Task requirements: In full and without alteration, reproduce every record.

Supplied records:

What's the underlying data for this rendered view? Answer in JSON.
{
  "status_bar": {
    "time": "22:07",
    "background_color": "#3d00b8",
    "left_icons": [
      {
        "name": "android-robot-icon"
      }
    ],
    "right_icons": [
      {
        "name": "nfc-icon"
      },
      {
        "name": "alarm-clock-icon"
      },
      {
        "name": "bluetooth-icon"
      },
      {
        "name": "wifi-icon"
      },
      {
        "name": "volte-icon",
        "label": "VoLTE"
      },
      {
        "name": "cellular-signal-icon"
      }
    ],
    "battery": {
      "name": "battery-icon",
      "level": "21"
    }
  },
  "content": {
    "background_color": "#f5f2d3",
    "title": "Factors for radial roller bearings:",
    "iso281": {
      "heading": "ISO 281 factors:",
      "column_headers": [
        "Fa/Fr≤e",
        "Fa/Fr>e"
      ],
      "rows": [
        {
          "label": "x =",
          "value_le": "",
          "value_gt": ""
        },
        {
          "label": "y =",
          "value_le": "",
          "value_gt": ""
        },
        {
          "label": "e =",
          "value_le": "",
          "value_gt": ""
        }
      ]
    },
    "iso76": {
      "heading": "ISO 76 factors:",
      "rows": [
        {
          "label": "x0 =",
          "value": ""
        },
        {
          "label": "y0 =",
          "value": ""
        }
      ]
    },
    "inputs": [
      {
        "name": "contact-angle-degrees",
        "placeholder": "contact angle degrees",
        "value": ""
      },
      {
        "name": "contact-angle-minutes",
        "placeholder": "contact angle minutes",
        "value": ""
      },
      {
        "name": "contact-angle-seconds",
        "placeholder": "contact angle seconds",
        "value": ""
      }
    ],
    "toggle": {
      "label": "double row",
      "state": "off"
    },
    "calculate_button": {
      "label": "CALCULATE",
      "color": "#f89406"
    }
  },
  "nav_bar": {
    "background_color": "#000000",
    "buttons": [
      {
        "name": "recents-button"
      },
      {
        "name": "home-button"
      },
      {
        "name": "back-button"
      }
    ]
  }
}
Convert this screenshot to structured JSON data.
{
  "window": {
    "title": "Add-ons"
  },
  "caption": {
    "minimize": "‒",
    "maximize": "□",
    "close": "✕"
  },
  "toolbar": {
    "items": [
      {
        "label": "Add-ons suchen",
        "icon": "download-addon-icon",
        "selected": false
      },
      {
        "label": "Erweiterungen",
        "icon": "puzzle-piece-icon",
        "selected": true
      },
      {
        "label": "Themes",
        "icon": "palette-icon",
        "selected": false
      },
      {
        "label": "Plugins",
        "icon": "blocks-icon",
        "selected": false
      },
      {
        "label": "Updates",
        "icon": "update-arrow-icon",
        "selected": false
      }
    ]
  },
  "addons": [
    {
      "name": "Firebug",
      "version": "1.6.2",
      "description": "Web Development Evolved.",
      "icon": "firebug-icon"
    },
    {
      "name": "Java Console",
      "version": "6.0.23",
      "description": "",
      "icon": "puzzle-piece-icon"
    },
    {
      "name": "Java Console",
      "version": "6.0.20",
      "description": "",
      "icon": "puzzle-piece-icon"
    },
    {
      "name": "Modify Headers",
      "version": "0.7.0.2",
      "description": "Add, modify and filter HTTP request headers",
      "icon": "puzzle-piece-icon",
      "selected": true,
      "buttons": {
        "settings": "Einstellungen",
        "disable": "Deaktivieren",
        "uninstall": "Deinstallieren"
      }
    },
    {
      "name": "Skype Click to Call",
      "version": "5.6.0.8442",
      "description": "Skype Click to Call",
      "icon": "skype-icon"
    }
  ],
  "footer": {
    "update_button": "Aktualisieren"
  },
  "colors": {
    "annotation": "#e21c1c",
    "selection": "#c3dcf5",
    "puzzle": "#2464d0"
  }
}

Task response:
What's the underlying data for this rendered view? Answer in JSON.
{
  "status_bar": {
    "time": "22:07",
    "background_color": "#3d00b8",
    "left_icons": [
      {
        "name": "android-robot-icon"
      }
    ],
    "right_icons": [
      {
        "name": "nfc-icon"
      },
      {
        "name": "alarm-clock-icon"
      },
      {
        "name": "bluetooth-icon"
      },
      {
        "name": "wifi-icon"
      },
      {
        "name": "volte-icon",
        "label": "VoLTE"
      },
      {
        "name": "cellular-signal-icon"
      }
    ],
    "battery": {
      "name": "battery-icon",
      "level": "21"
    }
  },
  "content": {
    "background_color": "#f5f2d3",
    "title": "Factors for radial roller bearings:",
    "iso281": {
      "heading": "ISO 281 factors:",
      "column_headers": [
        "Fa/Fr≤e",
        "Fa/Fr>e"
      ],
      "rows": [
        {
          "label": "x =",
          "value_le": "",
          "value_gt": ""
        },
        {
          "label": "y =",
          "value_le": "",
          "value_gt": ""
        },
        {
          "label": "e =",
          "value_le": "",
          "value_gt": ""
        }
      ]
    },
    "iso76": {
      "heading": "ISO 76 factors:",
      "rows": [
        {
          "label": "x0 =",
          "value": ""
        },
        {
          "label": "y0 =",
          "value": ""
        }
      ]
    },
    "inputs": [
      {
        "name": "contact-angle-degrees",
        "placeholder": "contact angle degrees",
        "value": ""
      },
      {
        "name": "contact-angle-minutes",
        "placeholder": "contact angle minutes",
        "value": ""
      },
      {
        "name": "contact-angle-seconds",
        "placeholder": "contact angle seconds",
        "value": ""
      }
    ],
    "toggle": {
      "label": "double row",
      "state": "off"
    },
    "calculate_button": {
      "label": "CALCULATE",
      "color": "#f89406"
    }
  },
  "nav_bar": {
    "background_color": "#000000",
    "buttons": [
      {
        "name": "recents-button"
      },
      {
        "name": "home-button"
      },
      {
        "name": "back-button"
      }
    ]
  }
}
Convert this screenshot to structured JSON data.
{
  "window": {
    "title": "Add-ons"
  },
  "caption": {
    "minimize": "‒",
    "maximize": "□",
    "close": "✕"
  },
  "toolbar": {
    "items": [
      {
        "label": "Add-ons suchen",
        "icon": "download-addon-icon",
        "selected": false
      },
      {
        "label": "Erweiterungen",
        "icon": "puzzle-piece-icon",
        "selected": true
      },
      {
        "label": "Themes",
        "icon": "palette-icon",
        "selected": false
      },
      {
        "label": "Plugins",
        "icon": "blocks-icon",
        "selected": false
      },
      {
        "label": "Updates",
        "icon": "update-arrow-icon",
        "selected": false
      }
    ]
  },
  "addons": [
    {
      "name": "Firebug",
      "version": "1.6.2",
      "description": "Web Development Evolved.",
      "icon": "firebug-icon"
    },
    {
      "name": "Java Console",
      "version": "6.0.23",
      "description": "",
      "icon": "puzzle-piece-icon"
    },
    {
      "name": "Java Console",
      "version": "6.0.20",
      "description": "",
      "icon": "puzzle-piece-icon"
    },
    {
      "name": "Modify Headers",
      "version": "0.7.0.2",
      "description": "Add, modify and filter HTTP request headers",
      "icon": "puzzle-piece-icon",
      "selected": true,
      "buttons": {
        "settings": "Einstellungen",
        "disable": "Deaktivieren",
        "uninstall": "Deinstallieren"
      }
    },
    {
      "name": "Skype Click to Call",
      "version": "5.6.0.8442",
      "description": "Skype Click to Call",
      "icon": "skype-icon"
    }
  ],
  "footer": {
    "update_button": "Aktualisieren"
  },
  "colors": {
    "annotation": "#e21c1c",
    "selection": "#c3dcf5",
    "puzzle": "#2464d0"
  }
}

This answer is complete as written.